A faithful copy of the entries is required, with no images in it.

Items listed in a dataset:
BEGIN

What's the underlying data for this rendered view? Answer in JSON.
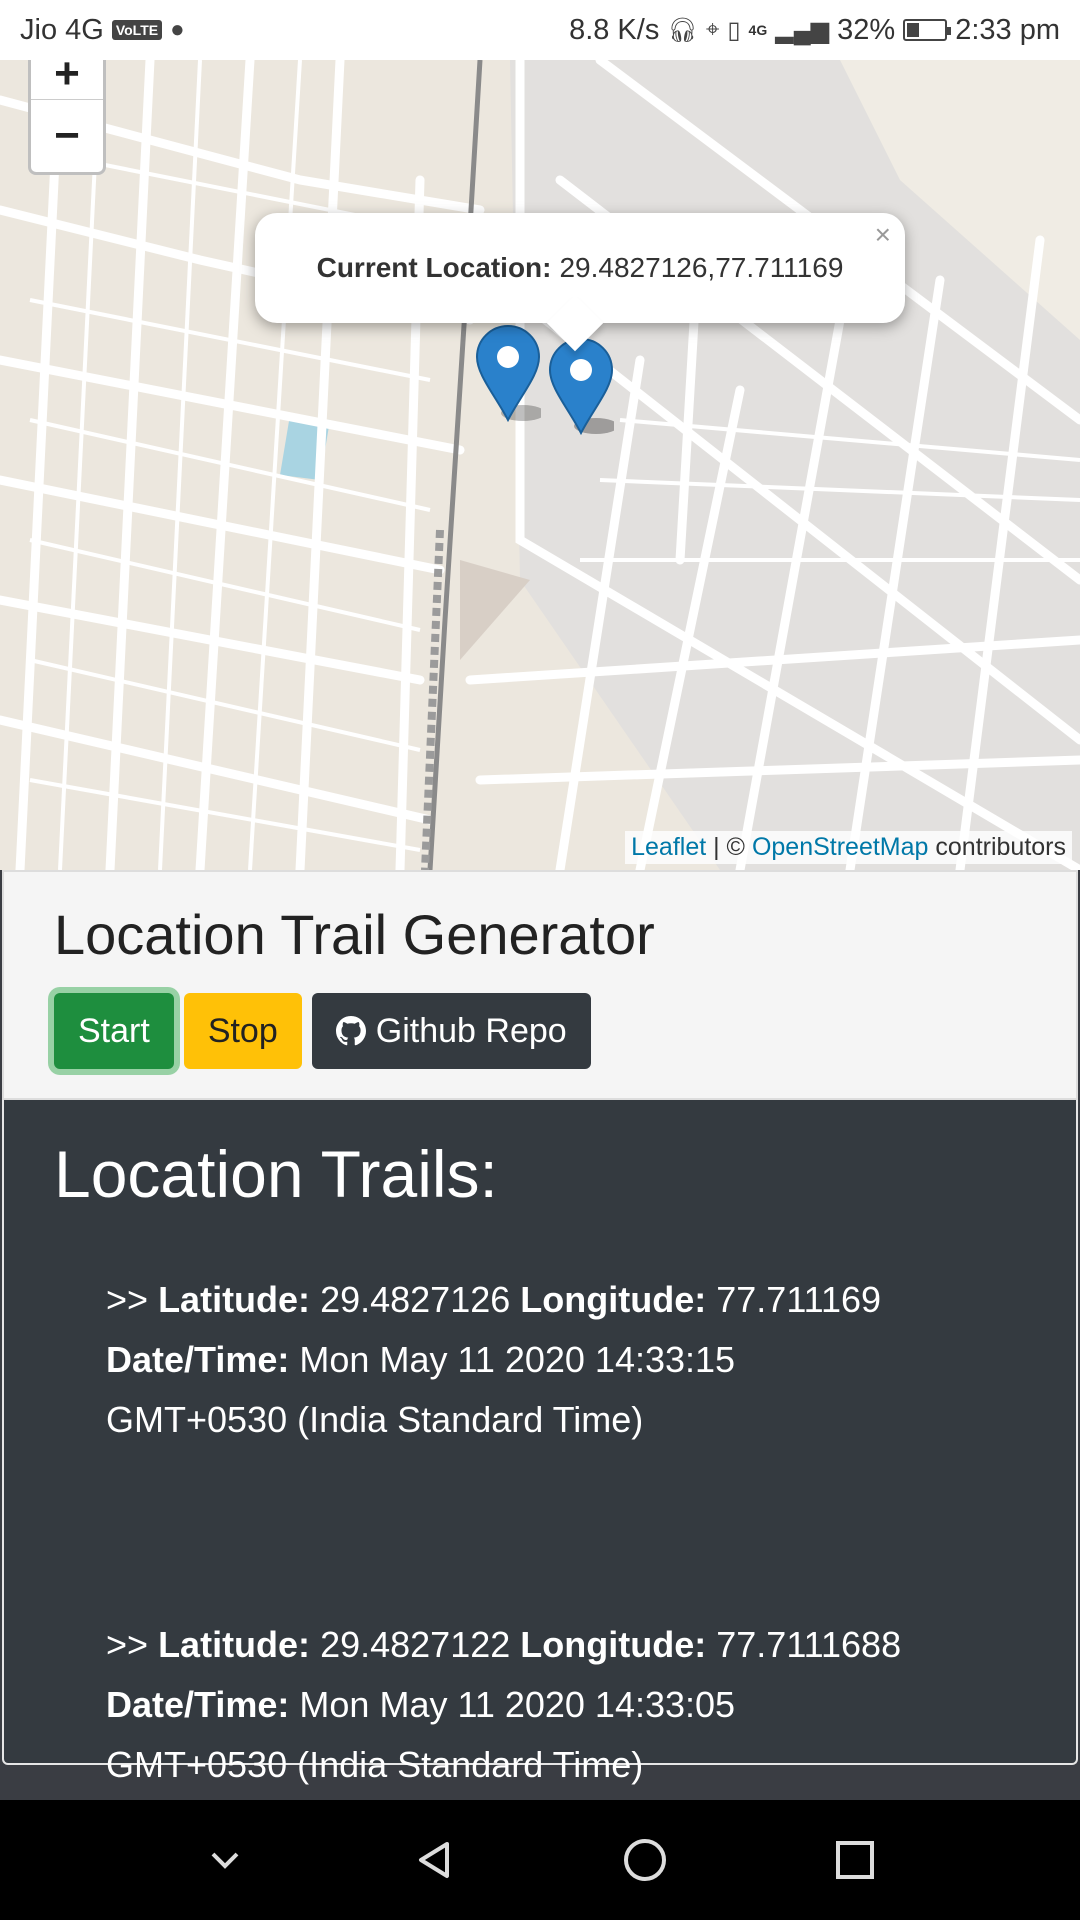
{
  "status_bar": {
    "carrier": "Jio 4G",
    "volte": "VoLTE",
    "speed": "8.8 K/s",
    "network": "4G",
    "battery_percent": "32%",
    "battery_level": 0.32,
    "time": "2:33 pm"
  },
  "map": {
    "zoom_in_label": "+",
    "zoom_out_label": "−",
    "popup": {
      "label": "Current Location:",
      "value": "29.4827126,77.711169",
      "close": "×"
    },
    "attribution": {
      "leaflet": "Leaflet",
      "separator": " | © ",
      "osm": "OpenStreetMap",
      "suffix": " contributors"
    },
    "marker_color": "#2a81cb"
  },
  "panel": {
    "title": "Location Trail Generator",
    "start_label": "Start",
    "stop_label": "Stop",
    "github_label": "Github Repo"
  },
  "trails": {
    "heading": "Location Trails:",
    "entries": [
      {
        "prefix": ">> ",
        "lat_label": "Latitude:",
        "lat": "29.4827126",
        "lon_label": "Longitude:",
        "lon": "77.711169",
        "dt_label": "Date/Time:",
        "dt": "Mon May 11 2020 14:33:15",
        "tz": "GMT+0530 (India Standard Time)"
      },
      {
        "prefix": ">> ",
        "lat_label": "Latitude:",
        "lat": "29.4827122",
        "lon_label": "Longitude:",
        "lon": "77.7111688",
        "dt_label": "Date/Time:",
        "dt": "Mon May 11 2020 14:33:05",
        "tz": "GMT+0530 (India Standard Time)"
      }
    ]
  },
  "colors": {
    "start": "#1e8e3e",
    "stop": "#ffc107",
    "dark": "#343a40",
    "link": "#0078a8"
  }
}
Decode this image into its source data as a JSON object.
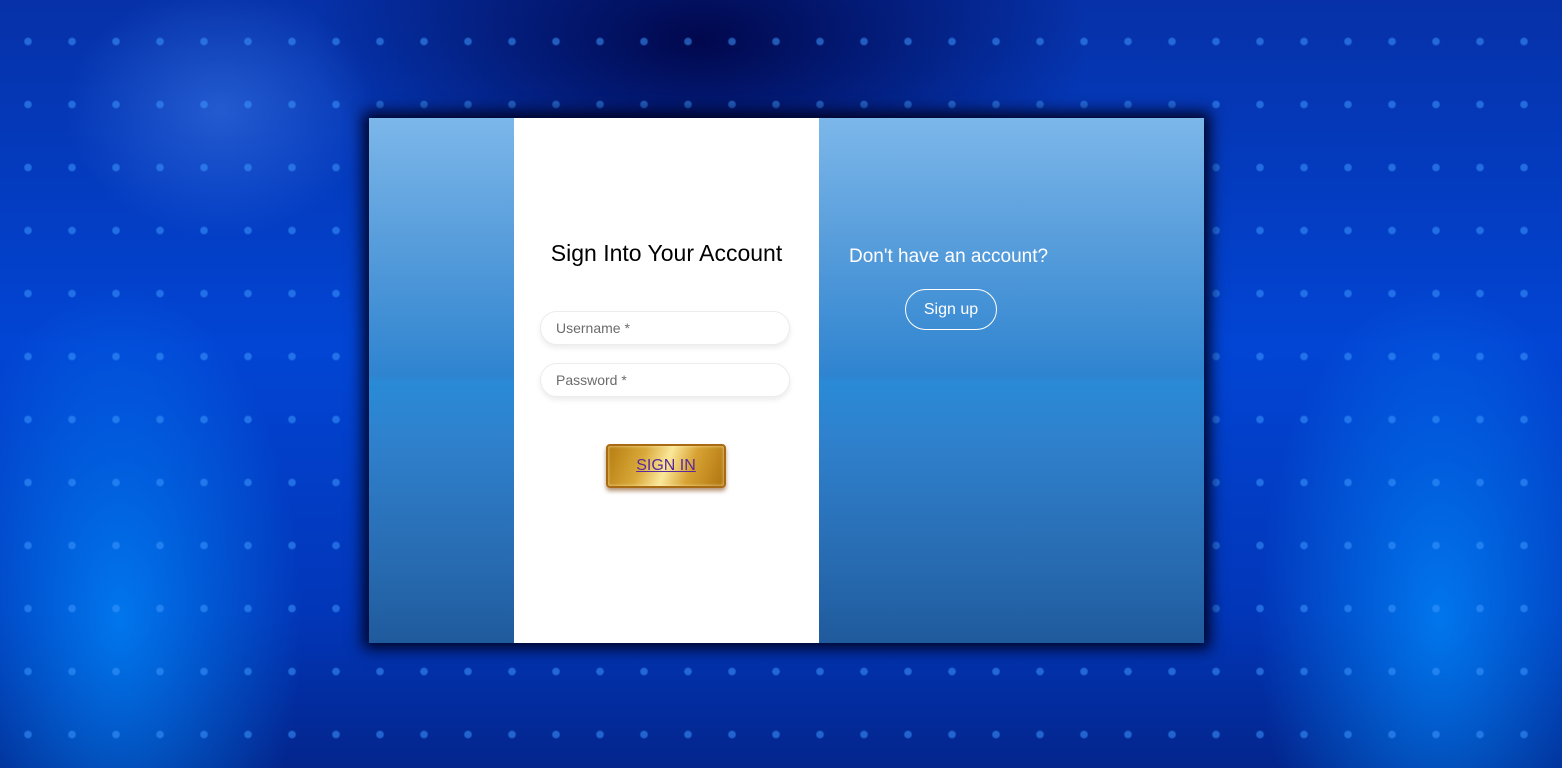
{
  "signin": {
    "title": "Sign Into Your Account",
    "username_placeholder": "Username *",
    "password_placeholder": "Password *",
    "button_label": "SIGN IN"
  },
  "signup": {
    "prompt": "Don't have an account?",
    "button_label": "Sign up"
  },
  "colors": {
    "background": "#0245d4",
    "card_gradient_top": "#7cb7ea",
    "card_gradient_bottom": "#1f5a9c",
    "panel": "#ffffff",
    "signin_button_gold": "#d9a93a",
    "signin_button_text": "#5a2a9a"
  }
}
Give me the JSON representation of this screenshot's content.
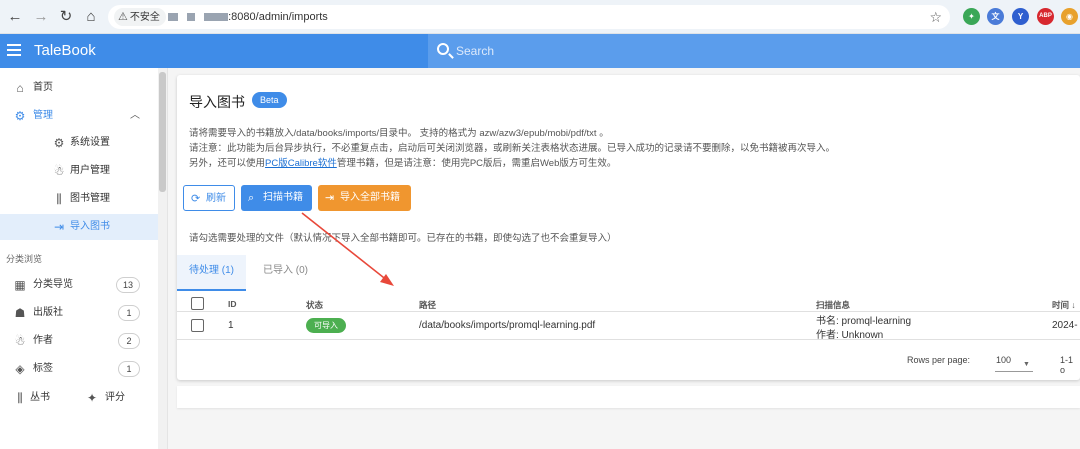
{
  "browser": {
    "security_label": "不安全",
    "url_visible": ":8080/admin/imports",
    "extensions": [
      {
        "name": "ext-green",
        "color": "#3aa757",
        "label": "✦"
      },
      {
        "name": "ext-translate",
        "color": "#4a7bd8",
        "label": "文"
      },
      {
        "name": "ext-y",
        "color": "#2f5fcf",
        "label": "Y"
      },
      {
        "name": "ext-abp",
        "color": "#d7282f",
        "label": "ABP"
      },
      {
        "name": "ext-circle",
        "color": "#e8a12c",
        "label": "◉"
      }
    ]
  },
  "header": {
    "brand": "TaleBook",
    "search_placeholder": "Search"
  },
  "sidebar": {
    "home": "首页",
    "manage": "管理",
    "sub_items": [
      "系统设置",
      "用户管理",
      "图书管理",
      "导入图书"
    ],
    "section_title": "分类浏览",
    "categories": [
      {
        "label": "分类导览",
        "count": "13"
      },
      {
        "label": "出版社",
        "count": "1"
      },
      {
        "label": "作者",
        "count": "2"
      },
      {
        "label": "标签",
        "count": "1"
      }
    ],
    "bottom_left": "丛书",
    "bottom_right": "评分"
  },
  "main": {
    "title": "导入图书",
    "beta": "Beta",
    "desc_line1": "请将需要导入的书籍放入/data/books/imports/目录中。 支持的格式为 azw/azw3/epub/mobi/pdf/txt 。",
    "desc_line2": "请注意：此功能为后台异步执行，不必重复点击，启动后可关闭浏览器，或刷新关注表格状态进展。已导入成功的记录请不要删除，以免书籍被再次导入。",
    "desc_line3_pre": "另外，还可以使用",
    "desc_line3_link": "PC版Calibre软件",
    "desc_line3_post": "管理书籍，但是请注意：使用完PC版后，需重启Web版方可生效。",
    "btn_refresh": "刷新",
    "btn_scan": "扫描书籍",
    "btn_import_all": "导入全部书籍",
    "hint": "请勾选需要处理的文件（默认情况下导入全部书籍即可。已存在的书籍，即使勾选了也不会重复导入）",
    "tabs": [
      "待处理 (1)",
      "已导入 (0)"
    ],
    "table": {
      "headers": [
        "ID",
        "状态",
        "路径",
        "扫描信息",
        "时间 ↓"
      ],
      "rows": [
        {
          "id": "1",
          "status": "可导入",
          "path": "/data/books/imports/promql-learning.pdf",
          "info_title": "书名:  promql-learning",
          "info_author": "作者:  Unknown",
          "time": "2024-"
        }
      ]
    },
    "footer": {
      "rows_per_page_label": "Rows per page:",
      "rows_per_page_value": "100",
      "range": "1-1 o"
    }
  },
  "colors": {
    "primary": "#3f8ce8",
    "orange": "#f0962f",
    "success": "#4caf50",
    "arrow": "#e8483a"
  }
}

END

WRITTEN REPLY ▸
What's the underlying data for this rendered view? Answer in JSON.
{
  "status_bar": {
    "carrier": "Jio 4G",
    "volte": "VoLTE",
    "speed": "8.8 K/s",
    "network": "4G",
    "battery_percent": "32%",
    "battery_level": 0.32,
    "time": "2:33 pm"
  },
  "map": {
    "zoom_in_label": "+",
    "zoom_out_label": "−",
    "popup": {
      "label": "Current Location:",
      "value": "29.4827126,77.711169",
      "close": "×"
    },
    "attribution": {
      "leaflet": "Leaflet",
      "separator": " | © ",
      "osm": "OpenStreetMap",
      "suffix": " contributors"
    },
    "marker_color": "#2a81cb"
  },
  "panel": {
    "title": "Location Trail Generator",
    "start_label": "Start",
    "stop_label": "Stop",
    "github_label": "Github Repo"
  },
  "trails": {
    "heading": "Location Trails:",
    "entries": [
      {
        "prefix": ">> ",
        "lat_label": "Latitude:",
        "lat": "29.4827126",
        "lon_label": "Longitude:",
        "lon": "77.711169",
        "dt_label": "Date/Time:",
        "dt": "Mon May 11 2020 14:33:15",
        "tz": "GMT+0530 (India Standard Time)"
      },
      {
        "prefix": ">> ",
        "lat_label": "Latitude:",
        "lat": "29.4827122",
        "lon_label": "Longitude:",
        "lon": "77.7111688",
        "dt_label": "Date/Time:",
        "dt": "Mon May 11 2020 14:33:05",
        "tz": "GMT+0530 (India Standard Time)"
      }
    ]
  },
  "colors": {
    "start": "#1e8e3e",
    "stop": "#ffc107",
    "dark": "#343a40",
    "link": "#0078a8"
  }
}
Decode this image into its source data as a JSON object.
{
  "signin": {
    "title": "Sign Into Your Account",
    "username_placeholder": "Username *",
    "password_placeholder": "Password *",
    "button_label": "SIGN IN"
  },
  "signup": {
    "prompt": "Don't have an account?",
    "button_label": "Sign up"
  },
  "colors": {
    "background": "#0245d4",
    "card_gradient_top": "#7cb7ea",
    "card_gradient_bottom": "#1f5a9c",
    "panel": "#ffffff",
    "signin_button_gold": "#d9a93a",
    "signin_button_text": "#5a2a9a"
  }
}
Give me the JSON representation of this screenshot's content.
{
  "browser": {
    "security_label": "不安全",
    "url_visible": ":8080/admin/imports",
    "extensions": [
      {
        "name": "ext-green",
        "color": "#3aa757",
        "label": "✦"
      },
      {
        "name": "ext-translate",
        "color": "#4a7bd8",
        "label": "文"
      },
      {
        "name": "ext-y",
        "color": "#2f5fcf",
        "label": "Y"
      },
      {
        "name": "ext-abp",
        "color": "#d7282f",
        "label": "ABP"
      },
      {
        "name": "ext-circle",
        "color": "#e8a12c",
        "label": "◉"
      }
    ]
  },
  "header": {
    "brand": "TaleBook",
    "search_placeholder": "Search"
  },
  "sidebar": {
    "home": "首页",
    "manage": "管理",
    "sub_items": [
      "系统设置",
      "用户管理",
      "图书管理",
      "导入图书"
    ],
    "section_title": "分类浏览",
    "categories": [
      {
        "label": "分类导览",
        "count": "13"
      },
      {
        "label": "出版社",
        "count": "1"
      },
      {
        "label": "作者",
        "count": "2"
      },
      {
        "label": "标签",
        "count": "1"
      }
    ],
    "bottom_left": "丛书",
    "bottom_right": "评分"
  },
  "main": {
    "title": "导入图书",
    "beta": "Beta",
    "desc_line1": "请将需要导入的书籍放入/data/books/imports/目录中。 支持的格式为 azw/azw3/epub/mobi/pdf/txt 。",
    "desc_line2": "请注意：此功能为后台异步执行，不必重复点击，启动后可关闭浏览器，或刷新关注表格状态进展。已导入成功的记录请不要删除，以免书籍被再次导入。",
    "desc_line3_pre": "另外，还可以使用",
    "desc_line3_link": "PC版Calibre软件",
    "desc_line3_post": "管理书籍，但是请注意：使用完PC版后，需重启Web版方可生效。",
    "btn_refresh": "刷新",
    "btn_scan": "扫描书籍",
    "btn_import_all": "导入全部书籍",
    "hint": "请勾选需要处理的文件（默认情况下导入全部书籍即可。已存在的书籍，即使勾选了也不会重复导入）",
    "tabs": [
      "待处理 (1)",
      "已导入 (0)"
    ],
    "table": {
      "headers": [
        "ID",
        "状态",
        "路径",
        "扫描信息",
        "时间 ↓"
      ],
      "rows": [
        {
          "id": "1",
          "status": "可导入",
          "path": "/data/books/imports/promql-learning.pdf",
          "info_title": "书名:  promql-learning",
          "info_author": "作者:  Unknown",
          "time": "2024-"
        }
      ]
    },
    "footer": {
      "rows_per_page_label": "Rows per page:",
      "rows_per_page_value": "100",
      "range": "1-1 o"
    }
  },
  "colors": {
    "primary": "#3f8ce8",
    "orange": "#f0962f",
    "success": "#4caf50",
    "arrow": "#e8483a"
  }
}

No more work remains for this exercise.